Task instructions ->
Word for word, give the data again without its pictures.

Entries from a dataset of interfaces
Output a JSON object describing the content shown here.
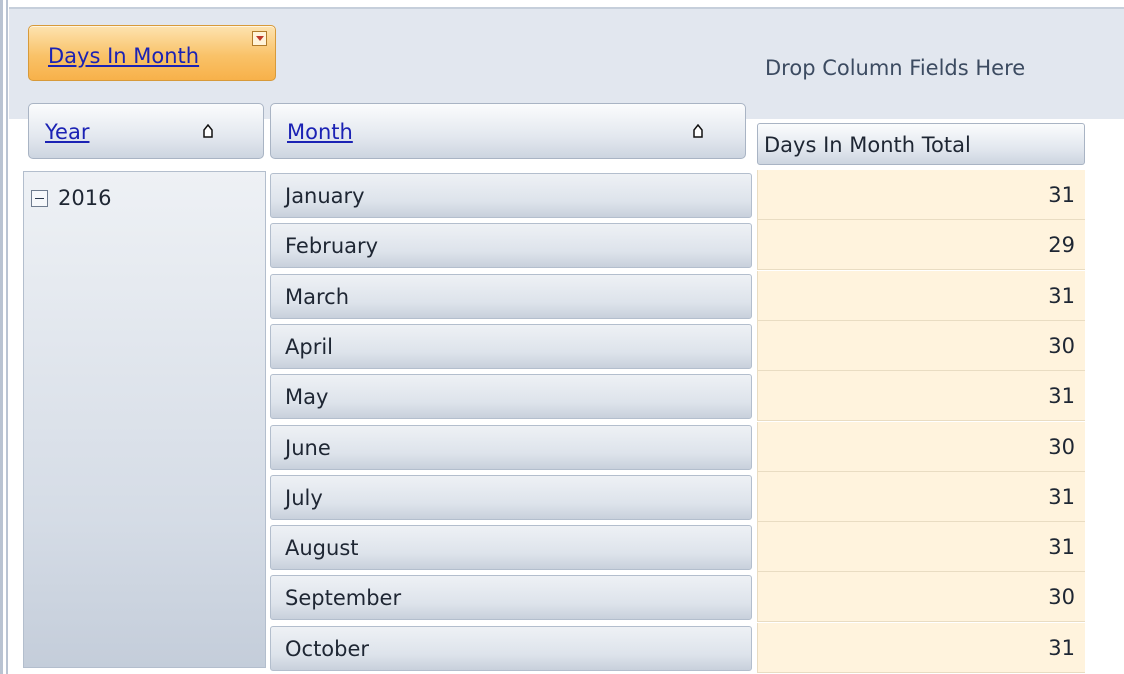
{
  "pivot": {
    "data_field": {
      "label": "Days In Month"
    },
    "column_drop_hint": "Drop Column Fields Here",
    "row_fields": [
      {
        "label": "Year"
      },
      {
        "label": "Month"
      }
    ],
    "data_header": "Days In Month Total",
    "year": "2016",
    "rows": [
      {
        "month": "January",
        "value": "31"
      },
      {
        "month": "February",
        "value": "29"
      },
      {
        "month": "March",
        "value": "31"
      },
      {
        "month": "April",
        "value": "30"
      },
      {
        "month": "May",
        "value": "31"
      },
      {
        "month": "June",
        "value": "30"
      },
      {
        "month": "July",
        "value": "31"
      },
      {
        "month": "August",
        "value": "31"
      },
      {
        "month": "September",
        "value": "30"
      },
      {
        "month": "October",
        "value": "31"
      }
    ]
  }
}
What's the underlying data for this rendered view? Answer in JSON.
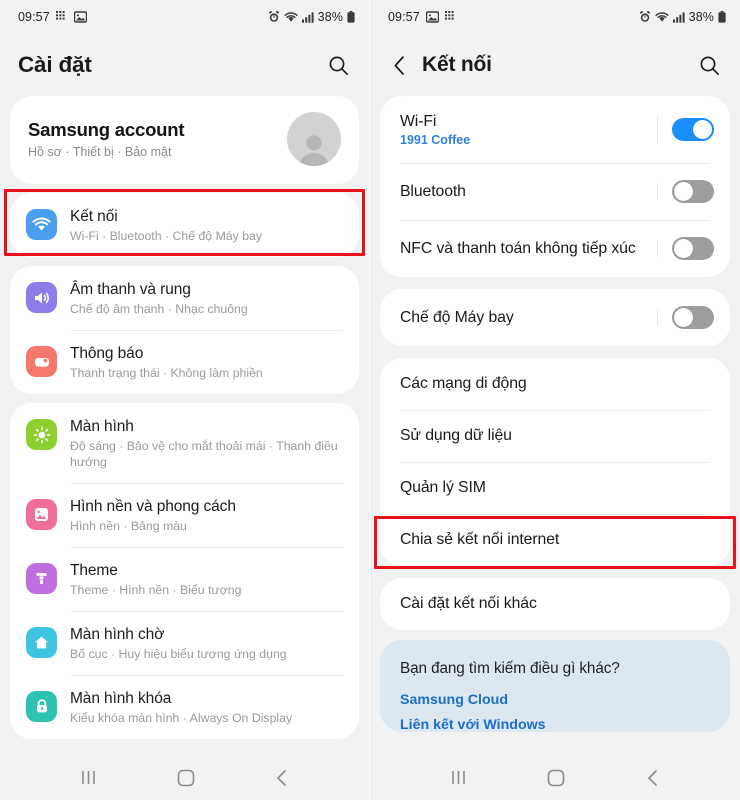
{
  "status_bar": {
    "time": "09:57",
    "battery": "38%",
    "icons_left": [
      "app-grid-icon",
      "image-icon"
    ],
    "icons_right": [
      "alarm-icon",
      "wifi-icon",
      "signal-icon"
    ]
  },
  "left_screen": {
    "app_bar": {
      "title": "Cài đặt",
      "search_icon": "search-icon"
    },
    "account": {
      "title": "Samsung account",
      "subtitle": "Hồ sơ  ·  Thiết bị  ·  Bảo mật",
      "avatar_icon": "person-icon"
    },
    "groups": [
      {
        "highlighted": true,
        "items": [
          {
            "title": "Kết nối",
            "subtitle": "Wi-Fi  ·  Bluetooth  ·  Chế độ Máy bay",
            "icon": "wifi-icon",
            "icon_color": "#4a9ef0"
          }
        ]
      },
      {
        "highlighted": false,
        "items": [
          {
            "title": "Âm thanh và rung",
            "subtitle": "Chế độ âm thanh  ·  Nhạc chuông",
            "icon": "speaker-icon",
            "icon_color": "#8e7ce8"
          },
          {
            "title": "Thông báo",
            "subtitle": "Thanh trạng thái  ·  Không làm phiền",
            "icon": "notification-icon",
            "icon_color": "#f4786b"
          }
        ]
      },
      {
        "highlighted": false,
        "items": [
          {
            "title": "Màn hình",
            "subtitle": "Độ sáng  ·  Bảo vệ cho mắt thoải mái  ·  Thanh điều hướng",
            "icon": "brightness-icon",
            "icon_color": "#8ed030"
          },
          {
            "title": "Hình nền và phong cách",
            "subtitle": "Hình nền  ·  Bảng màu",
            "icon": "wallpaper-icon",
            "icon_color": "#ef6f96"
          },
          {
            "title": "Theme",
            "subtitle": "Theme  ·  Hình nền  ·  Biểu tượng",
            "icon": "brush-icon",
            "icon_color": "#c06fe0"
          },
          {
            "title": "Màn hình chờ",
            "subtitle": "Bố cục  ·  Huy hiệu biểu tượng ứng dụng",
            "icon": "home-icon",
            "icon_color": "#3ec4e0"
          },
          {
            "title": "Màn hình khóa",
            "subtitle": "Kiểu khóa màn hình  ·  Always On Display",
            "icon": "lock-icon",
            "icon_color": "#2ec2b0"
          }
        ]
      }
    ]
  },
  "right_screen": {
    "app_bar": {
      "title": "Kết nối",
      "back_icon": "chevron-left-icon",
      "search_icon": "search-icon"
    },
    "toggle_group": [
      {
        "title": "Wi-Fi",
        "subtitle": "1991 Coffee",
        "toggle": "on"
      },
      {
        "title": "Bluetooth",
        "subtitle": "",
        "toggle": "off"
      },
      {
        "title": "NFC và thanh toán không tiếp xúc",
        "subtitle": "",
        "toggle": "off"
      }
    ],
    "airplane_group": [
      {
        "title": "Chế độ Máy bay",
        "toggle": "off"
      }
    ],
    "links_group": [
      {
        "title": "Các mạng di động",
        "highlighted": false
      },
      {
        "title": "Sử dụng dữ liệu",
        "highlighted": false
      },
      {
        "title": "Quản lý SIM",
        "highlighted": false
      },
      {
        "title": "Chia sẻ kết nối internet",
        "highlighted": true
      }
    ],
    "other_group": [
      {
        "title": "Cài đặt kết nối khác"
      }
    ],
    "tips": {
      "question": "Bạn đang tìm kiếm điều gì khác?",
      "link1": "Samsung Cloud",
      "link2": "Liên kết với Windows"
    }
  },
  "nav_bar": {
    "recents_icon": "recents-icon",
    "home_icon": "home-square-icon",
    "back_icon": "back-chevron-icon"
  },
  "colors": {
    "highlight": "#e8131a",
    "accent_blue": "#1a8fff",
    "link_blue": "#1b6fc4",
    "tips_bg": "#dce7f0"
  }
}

Expected answer ->
Output a JSON object describing the content shown here.
{
  "pivot": {
    "data_field": {
      "label": "Days In Month"
    },
    "column_drop_hint": "Drop Column Fields Here",
    "row_fields": [
      {
        "label": "Year"
      },
      {
        "label": "Month"
      }
    ],
    "data_header": "Days In Month Total",
    "year": "2016",
    "rows": [
      {
        "month": "January",
        "value": "31"
      },
      {
        "month": "February",
        "value": "29"
      },
      {
        "month": "March",
        "value": "31"
      },
      {
        "month": "April",
        "value": "30"
      },
      {
        "month": "May",
        "value": "31"
      },
      {
        "month": "June",
        "value": "30"
      },
      {
        "month": "July",
        "value": "31"
      },
      {
        "month": "August",
        "value": "31"
      },
      {
        "month": "September",
        "value": "30"
      },
      {
        "month": "October",
        "value": "31"
      }
    ]
  }
}
What's the underlying data for this rendered view? Answer in JSON.
{
  "status_bar": {
    "time": "09:57",
    "battery": "38%",
    "icons_left": [
      "app-grid-icon",
      "image-icon"
    ],
    "icons_right": [
      "alarm-icon",
      "wifi-icon",
      "signal-icon"
    ]
  },
  "left_screen": {
    "app_bar": {
      "title": "Cài đặt",
      "search_icon": "search-icon"
    },
    "account": {
      "title": "Samsung account",
      "subtitle": "Hồ sơ  ·  Thiết bị  ·  Bảo mật",
      "avatar_icon": "person-icon"
    },
    "groups": [
      {
        "highlighted": true,
        "items": [
          {
            "title": "Kết nối",
            "subtitle": "Wi-Fi  ·  Bluetooth  ·  Chế độ Máy bay",
            "icon": "wifi-icon",
            "icon_color": "#4a9ef0"
          }
        ]
      },
      {
        "highlighted": false,
        "items": [
          {
            "title": "Âm thanh và rung",
            "subtitle": "Chế độ âm thanh  ·  Nhạc chuông",
            "icon": "speaker-icon",
            "icon_color": "#8e7ce8"
          },
          {
            "title": "Thông báo",
            "subtitle": "Thanh trạng thái  ·  Không làm phiền",
            "icon": "notification-icon",
            "icon_color": "#f4786b"
          }
        ]
      },
      {
        "highlighted": false,
        "items": [
          {
            "title": "Màn hình",
            "subtitle": "Độ sáng  ·  Bảo vệ cho mắt thoải mái  ·  Thanh điều hướng",
            "icon": "brightness-icon",
            "icon_color": "#8ed030"
          },
          {
            "title": "Hình nền và phong cách",
            "subtitle": "Hình nền  ·  Bảng màu",
            "icon": "wallpaper-icon",
            "icon_color": "#ef6f96"
          },
          {
            "title": "Theme",
            "subtitle": "Theme  ·  Hình nền  ·  Biểu tượng",
            "icon": "brush-icon",
            "icon_color": "#c06fe0"
          },
          {
            "title": "Màn hình chờ",
            "subtitle": "Bố cục  ·  Huy hiệu biểu tượng ứng dụng",
            "icon": "home-icon",
            "icon_color": "#3ec4e0"
          },
          {
            "title": "Màn hình khóa",
            "subtitle": "Kiểu khóa màn hình  ·  Always On Display",
            "icon": "lock-icon",
            "icon_color": "#2ec2b0"
          }
        ]
      }
    ]
  },
  "right_screen": {
    "app_bar": {
      "title": "Kết nối",
      "back_icon": "chevron-left-icon",
      "search_icon": "search-icon"
    },
    "toggle_group": [
      {
        "title": "Wi-Fi",
        "subtitle": "1991 Coffee",
        "toggle": "on"
      },
      {
        "title": "Bluetooth",
        "subtitle": "",
        "toggle": "off"
      },
      {
        "title": "NFC và thanh toán không tiếp xúc",
        "subtitle": "",
        "toggle": "off"
      }
    ],
    "airplane_group": [
      {
        "title": "Chế độ Máy bay",
        "toggle": "off"
      }
    ],
    "links_group": [
      {
        "title": "Các mạng di động",
        "highlighted": false
      },
      {
        "title": "Sử dụng dữ liệu",
        "highlighted": false
      },
      {
        "title": "Quản lý SIM",
        "highlighted": false
      },
      {
        "title": "Chia sẻ kết nối internet",
        "highlighted": true
      }
    ],
    "other_group": [
      {
        "title": "Cài đặt kết nối khác"
      }
    ],
    "tips": {
      "question": "Bạn đang tìm kiếm điều gì khác?",
      "link1": "Samsung Cloud",
      "link2": "Liên kết với Windows"
    }
  },
  "nav_bar": {
    "recents_icon": "recents-icon",
    "home_icon": "home-square-icon",
    "back_icon": "back-chevron-icon"
  },
  "colors": {
    "highlight": "#e8131a",
    "accent_blue": "#1a8fff",
    "link_blue": "#1b6fc4",
    "tips_bg": "#dce7f0"
  }
}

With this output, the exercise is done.